### ACTION ITEM
Your output should repeat each record below with no differences.
*** SUPPLIED INFORMATION Section Begins ***
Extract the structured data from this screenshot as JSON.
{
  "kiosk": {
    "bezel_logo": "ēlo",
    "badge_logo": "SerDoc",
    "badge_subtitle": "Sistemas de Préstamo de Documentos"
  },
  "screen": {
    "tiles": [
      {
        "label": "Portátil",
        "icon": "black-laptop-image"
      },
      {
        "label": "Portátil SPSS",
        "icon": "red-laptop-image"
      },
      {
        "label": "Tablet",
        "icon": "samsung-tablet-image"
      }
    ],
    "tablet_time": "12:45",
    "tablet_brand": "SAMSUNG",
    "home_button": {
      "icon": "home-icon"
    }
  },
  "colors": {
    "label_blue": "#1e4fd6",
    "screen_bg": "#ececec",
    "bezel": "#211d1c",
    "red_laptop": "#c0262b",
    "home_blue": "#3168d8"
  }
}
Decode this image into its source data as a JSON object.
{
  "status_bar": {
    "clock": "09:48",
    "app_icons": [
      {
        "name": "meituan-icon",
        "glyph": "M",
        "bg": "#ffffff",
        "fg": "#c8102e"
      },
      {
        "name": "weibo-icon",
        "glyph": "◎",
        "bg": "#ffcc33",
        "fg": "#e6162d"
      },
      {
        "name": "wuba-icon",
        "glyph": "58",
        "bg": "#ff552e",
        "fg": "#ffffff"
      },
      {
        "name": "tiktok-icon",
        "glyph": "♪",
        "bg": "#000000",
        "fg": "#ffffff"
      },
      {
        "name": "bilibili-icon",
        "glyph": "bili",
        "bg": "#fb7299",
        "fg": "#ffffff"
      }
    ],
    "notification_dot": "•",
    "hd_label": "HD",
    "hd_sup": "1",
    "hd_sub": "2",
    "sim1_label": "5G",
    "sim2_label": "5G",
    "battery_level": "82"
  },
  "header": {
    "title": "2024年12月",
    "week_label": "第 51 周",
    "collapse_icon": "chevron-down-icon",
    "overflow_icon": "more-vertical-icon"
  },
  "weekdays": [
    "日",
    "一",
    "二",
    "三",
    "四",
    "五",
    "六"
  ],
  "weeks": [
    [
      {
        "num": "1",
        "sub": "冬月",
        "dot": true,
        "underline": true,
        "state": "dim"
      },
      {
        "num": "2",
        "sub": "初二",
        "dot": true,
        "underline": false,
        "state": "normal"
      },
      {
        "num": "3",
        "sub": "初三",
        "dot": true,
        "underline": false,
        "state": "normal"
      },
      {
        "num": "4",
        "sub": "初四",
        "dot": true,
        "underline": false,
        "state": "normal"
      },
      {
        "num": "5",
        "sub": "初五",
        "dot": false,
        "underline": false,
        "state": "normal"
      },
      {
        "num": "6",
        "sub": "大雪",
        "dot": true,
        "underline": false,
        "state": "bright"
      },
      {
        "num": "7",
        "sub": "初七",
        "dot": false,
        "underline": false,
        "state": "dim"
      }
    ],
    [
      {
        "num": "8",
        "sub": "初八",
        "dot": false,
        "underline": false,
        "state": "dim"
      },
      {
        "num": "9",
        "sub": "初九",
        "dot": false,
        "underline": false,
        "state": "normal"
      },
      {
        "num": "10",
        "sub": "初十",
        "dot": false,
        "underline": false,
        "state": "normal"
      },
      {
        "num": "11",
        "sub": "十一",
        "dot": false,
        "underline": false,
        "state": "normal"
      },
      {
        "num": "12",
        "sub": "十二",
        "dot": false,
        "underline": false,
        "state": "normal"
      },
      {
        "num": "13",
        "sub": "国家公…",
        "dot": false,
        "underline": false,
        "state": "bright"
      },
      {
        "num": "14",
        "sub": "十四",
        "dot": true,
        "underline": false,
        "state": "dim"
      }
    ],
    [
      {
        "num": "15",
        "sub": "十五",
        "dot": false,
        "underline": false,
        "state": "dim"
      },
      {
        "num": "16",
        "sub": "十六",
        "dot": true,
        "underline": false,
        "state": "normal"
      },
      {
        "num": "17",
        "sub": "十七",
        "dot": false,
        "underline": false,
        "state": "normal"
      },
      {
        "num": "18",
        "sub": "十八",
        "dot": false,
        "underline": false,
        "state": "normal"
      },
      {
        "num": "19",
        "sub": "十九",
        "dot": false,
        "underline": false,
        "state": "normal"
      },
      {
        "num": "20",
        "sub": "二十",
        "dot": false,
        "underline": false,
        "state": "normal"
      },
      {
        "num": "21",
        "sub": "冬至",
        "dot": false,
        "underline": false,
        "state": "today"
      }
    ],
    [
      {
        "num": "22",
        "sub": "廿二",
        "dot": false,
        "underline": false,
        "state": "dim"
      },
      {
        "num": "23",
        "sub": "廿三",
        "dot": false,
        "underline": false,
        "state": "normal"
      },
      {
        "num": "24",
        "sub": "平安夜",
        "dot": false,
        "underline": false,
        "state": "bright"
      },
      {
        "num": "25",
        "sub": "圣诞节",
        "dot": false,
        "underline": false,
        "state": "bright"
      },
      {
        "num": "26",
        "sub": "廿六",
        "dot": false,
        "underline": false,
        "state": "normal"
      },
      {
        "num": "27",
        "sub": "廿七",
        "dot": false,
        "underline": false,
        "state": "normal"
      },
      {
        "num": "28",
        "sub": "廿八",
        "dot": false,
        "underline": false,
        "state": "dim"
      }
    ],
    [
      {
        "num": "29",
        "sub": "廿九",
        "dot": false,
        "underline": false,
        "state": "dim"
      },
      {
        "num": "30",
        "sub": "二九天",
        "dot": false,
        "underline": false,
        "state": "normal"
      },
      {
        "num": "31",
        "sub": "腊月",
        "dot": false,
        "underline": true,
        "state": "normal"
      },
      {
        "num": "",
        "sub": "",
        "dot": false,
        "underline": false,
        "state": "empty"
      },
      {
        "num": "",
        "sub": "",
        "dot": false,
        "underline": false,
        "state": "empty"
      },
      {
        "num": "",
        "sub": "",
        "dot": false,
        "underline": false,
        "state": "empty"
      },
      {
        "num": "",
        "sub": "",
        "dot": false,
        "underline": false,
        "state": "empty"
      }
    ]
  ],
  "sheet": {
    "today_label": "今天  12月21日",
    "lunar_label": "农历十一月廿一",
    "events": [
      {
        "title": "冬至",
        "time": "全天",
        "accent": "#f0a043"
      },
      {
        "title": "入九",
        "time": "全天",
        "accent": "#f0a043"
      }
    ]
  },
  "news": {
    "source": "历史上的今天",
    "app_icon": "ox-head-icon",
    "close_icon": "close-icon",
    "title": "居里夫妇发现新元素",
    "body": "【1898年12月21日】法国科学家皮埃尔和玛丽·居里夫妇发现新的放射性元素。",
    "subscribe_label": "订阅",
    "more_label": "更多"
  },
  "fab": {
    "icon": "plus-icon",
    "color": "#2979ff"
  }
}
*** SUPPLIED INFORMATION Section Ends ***
### ANSWER TO THE EXERCISE
Extract the structured data from this screenshot as JSON.
{
  "kiosk": {
    "bezel_logo": "ēlo",
    "badge_logo": "SerDoc",
    "badge_subtitle": "Sistemas de Préstamo de Documentos"
  },
  "screen": {
    "tiles": [
      {
        "label": "Portátil",
        "icon": "black-laptop-image"
      },
      {
        "label": "Portátil SPSS",
        "icon": "red-laptop-image"
      },
      {
        "label": "Tablet",
        "icon": "samsung-tablet-image"
      }
    ],
    "tablet_time": "12:45",
    "tablet_brand": "SAMSUNG",
    "home_button": {
      "icon": "home-icon"
    }
  },
  "colors": {
    "label_blue": "#1e4fd6",
    "screen_bg": "#ececec",
    "bezel": "#211d1c",
    "red_laptop": "#c0262b",
    "home_blue": "#3168d8"
  }
}
Decode this image into its source data as a JSON object.
{
  "status_bar": {
    "clock": "09:48",
    "app_icons": [
      {
        "name": "meituan-icon",
        "glyph": "M",
        "bg": "#ffffff",
        "fg": "#c8102e"
      },
      {
        "name": "weibo-icon",
        "glyph": "◎",
        "bg": "#ffcc33",
        "fg": "#e6162d"
      },
      {
        "name": "wuba-icon",
        "glyph": "58",
        "bg": "#ff552e",
        "fg": "#ffffff"
      },
      {
        "name": "tiktok-icon",
        "glyph": "♪",
        "bg": "#000000",
        "fg": "#ffffff"
      },
      {
        "name": "bilibili-icon",
        "glyph": "bili",
        "bg": "#fb7299",
        "fg": "#ffffff"
      }
    ],
    "notification_dot": "•",
    "hd_label": "HD",
    "hd_sup": "1",
    "hd_sub": "2",
    "sim1_label": "5G",
    "sim2_label": "5G",
    "battery_level": "82"
  },
  "header": {
    "title": "2024年12月",
    "week_label": "第 51 周",
    "collapse_icon": "chevron-down-icon",
    "overflow_icon": "more-vertical-icon"
  },
  "weekdays": [
    "日",
    "一",
    "二",
    "三",
    "四",
    "五",
    "六"
  ],
  "weeks": [
    [
      {
        "num": "1",
        "sub": "冬月",
        "dot": true,
        "underline": true,
        "state": "dim"
      },
      {
        "num": "2",
        "sub": "初二",
        "dot": true,
        "underline": false,
        "state": "normal"
      },
      {
        "num": "3",
        "sub": "初三",
        "dot": true,
        "underline": false,
        "state": "normal"
      },
      {
        "num": "4",
        "sub": "初四",
        "dot": true,
        "underline": false,
        "state": "normal"
      },
      {
        "num": "5",
        "sub": "初五",
        "dot": false,
        "underline": false,
        "state": "normal"
      },
      {
        "num": "6",
        "sub": "大雪",
        "dot": true,
        "underline": false,
        "state": "bright"
      },
      {
        "num": "7",
        "sub": "初七",
        "dot": false,
        "underline": false,
        "state": "dim"
      }
    ],
    [
      {
        "num": "8",
        "sub": "初八",
        "dot": false,
        "underline": false,
        "state": "dim"
      },
      {
        "num": "9",
        "sub": "初九",
        "dot": false,
        "underline": false,
        "state": "normal"
      },
      {
        "num": "10",
        "sub": "初十",
        "dot": false,
        "underline": false,
        "state": "normal"
      },
      {
        "num": "11",
        "sub": "十一",
        "dot": false,
        "underline": false,
        "state": "normal"
      },
      {
        "num": "12",
        "sub": "十二",
        "dot": false,
        "underline": false,
        "state": "normal"
      },
      {
        "num": "13",
        "sub": "国家公…",
        "dot": false,
        "underline": false,
        "state": "bright"
      },
      {
        "num": "14",
        "sub": "十四",
        "dot": true,
        "underline": false,
        "state": "dim"
      }
    ],
    [
      {
        "num": "15",
        "sub": "十五",
        "dot": false,
        "underline": false,
        "state": "dim"
      },
      {
        "num": "16",
        "sub": "十六",
        "dot": true,
        "underline": false,
        "state": "normal"
      },
      {
        "num": "17",
        "sub": "十七",
        "dot": false,
        "underline": false,
        "state": "normal"
      },
      {
        "num": "18",
        "sub": "十八",
        "dot": false,
        "underline": false,
        "state": "normal"
      },
      {
        "num": "19",
        "sub": "十九",
        "dot": false,
        "underline": false,
        "state": "normal"
      },
      {
        "num": "20",
        "sub": "二十",
        "dot": false,
        "underline": false,
        "state": "normal"
      },
      {
        "num": "21",
        "sub": "冬至",
        "dot": false,
        "underline": false,
        "state": "today"
      }
    ],
    [
      {
        "num": "22",
        "sub": "廿二",
        "dot": false,
        "underline": false,
        "state": "dim"
      },
      {
        "num": "23",
        "sub": "廿三",
        "dot": false,
        "underline": false,
        "state": "normal"
      },
      {
        "num": "24",
        "sub": "平安夜",
        "dot": false,
        "underline": false,
        "state": "bright"
      },
      {
        "num": "25",
        "sub": "圣诞节",
        "dot": false,
        "underline": false,
        "state": "bright"
      },
      {
        "num": "26",
        "sub": "廿六",
        "dot": false,
        "underline": false,
        "state": "normal"
      },
      {
        "num": "27",
        "sub": "廿七",
        "dot": false,
        "underline": false,
        "state": "normal"
      },
      {
        "num": "28",
        "sub": "廿八",
        "dot": false,
        "underline": false,
        "state": "dim"
      }
    ],
    [
      {
        "num": "29",
        "sub": "廿九",
        "dot": false,
        "underline": false,
        "state": "dim"
      },
      {
        "num": "30",
        "sub": "二九天",
        "dot": false,
        "underline": false,
        "state": "normal"
      },
      {
        "num": "31",
        "sub": "腊月",
        "dot": false,
        "underline": true,
        "state": "normal"
      },
      {
        "num": "",
        "sub": "",
        "dot": false,
        "underline": false,
        "state": "empty"
      },
      {
        "num": "",
        "sub": "",
        "dot": false,
        "underline": false,
        "state": "empty"
      },
      {
        "num": "",
        "sub": "",
        "dot": false,
        "underline": false,
        "state": "empty"
      },
      {
        "num": "",
        "sub": "",
        "dot": false,
        "underline": false,
        "state": "empty"
      }
    ]
  ],
  "sheet": {
    "today_label": "今天  12月21日",
    "lunar_label": "农历十一月廿一",
    "events": [
      {
        "title": "冬至",
        "time": "全天",
        "accent": "#f0a043"
      },
      {
        "title": "入九",
        "time": "全天",
        "accent": "#f0a043"
      }
    ]
  },
  "news": {
    "source": "历史上的今天",
    "app_icon": "ox-head-icon",
    "close_icon": "close-icon",
    "title": "居里夫妇发现新元素",
    "body": "【1898年12月21日】法国科学家皮埃尔和玛丽·居里夫妇发现新的放射性元素。",
    "subscribe_label": "订阅",
    "more_label": "更多"
  },
  "fab": {
    "icon": "plus-icon",
    "color": "#2979ff"
  }
}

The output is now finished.